Protesters wanted change but Lebanon's elite picks veteran Saad Hariri to lead crisis-wracked country

Hariri's return will be met with dismay by many protesters calling for an end to Lebanon's power-sharing system.

Beirut, Lebanon (CNN)Former Lebanese Prime Minister Saad Hariri, who was toppled in a popular uprising nearly one year ago, has been tasked with forming the crisis-plagued country's next government.

He faces the grueling task of forming a cabinet in a country still reeling from the aftermath of a massive explosion that ripped through the capital in August.
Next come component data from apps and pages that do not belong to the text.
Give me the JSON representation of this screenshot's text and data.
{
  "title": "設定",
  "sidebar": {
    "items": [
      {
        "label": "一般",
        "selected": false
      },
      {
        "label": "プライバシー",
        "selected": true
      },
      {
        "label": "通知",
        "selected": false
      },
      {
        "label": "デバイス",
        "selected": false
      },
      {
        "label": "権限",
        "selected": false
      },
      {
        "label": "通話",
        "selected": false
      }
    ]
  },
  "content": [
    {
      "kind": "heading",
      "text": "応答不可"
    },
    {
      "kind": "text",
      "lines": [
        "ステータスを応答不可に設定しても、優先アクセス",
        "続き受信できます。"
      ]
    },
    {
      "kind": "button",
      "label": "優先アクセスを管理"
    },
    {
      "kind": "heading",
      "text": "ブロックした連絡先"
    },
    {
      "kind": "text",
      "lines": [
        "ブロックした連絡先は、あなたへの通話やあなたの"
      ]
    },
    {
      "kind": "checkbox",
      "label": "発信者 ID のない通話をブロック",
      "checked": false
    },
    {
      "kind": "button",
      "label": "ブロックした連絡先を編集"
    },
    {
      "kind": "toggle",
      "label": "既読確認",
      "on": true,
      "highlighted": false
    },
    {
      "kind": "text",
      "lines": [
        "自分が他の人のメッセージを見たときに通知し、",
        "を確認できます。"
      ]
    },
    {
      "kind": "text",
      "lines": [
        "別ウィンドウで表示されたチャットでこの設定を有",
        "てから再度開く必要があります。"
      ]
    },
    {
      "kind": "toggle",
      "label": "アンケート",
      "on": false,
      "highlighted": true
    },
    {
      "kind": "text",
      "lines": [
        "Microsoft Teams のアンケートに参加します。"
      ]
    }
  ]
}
The country is mired in a financial meltdown, political infighting and widespread anger at Beirut's ruling elite.
In a speech Thursday after his appointment as prime minister-designate, Hariri said he would move quickly to form a new government "because the time is running out and this is our beloved country's last and only chance."
    "I tell the Lebanese people, who are facing despairing hardships, I say that I am dedicated to my promise to them to work on stopping the collapse that is threatening our economy, our security, and to rebuild the destruction of the terrible port explosion in Beirut," said Hariri.
      Hariri said he would build an apolitical and technocratic government to enact wide-ranging reforms. The move puts him at loggerheads with opponents in the country's Hezbollah-backed parliamentary majority who have repeatedly rejected proposals to create a cabinet of technocrats.
      If Hariri succeeds in creating the next government, he will be taking on the premiership for a fourth time. A staple of the country's political class, Hariri is the son of the assassinated former Prime Minister Rafik Hariri and is the most high-profile Sunni Muslim political leader in Lebanon.
      Lebanon's political system allots the post of prime minister to a Sunni Muslim, and Hariri's return will be met with dismay by many anti-establishment protesters who have called for an end to the country's power-sharing system.
      Hariri is perhaps best-known internationally for his shock resignation of the premiership in 2017 during a trip to Saudi Arabia. His resignation was widely believed to have been coerced by Saudi Arabia, where he was reportedly detained upon arrival in Riyadh. Hariri and Saudi Arabia have repeatedly denied those claims, and weeks later, he recanted his resignation.
      The former prime minister, who shunned the premiership for most of the last year after stepping down, has vowed to push through reforms endorsed by the international community and dictated by French President Emmanuel Macron during his two visits to Beirut in recent months.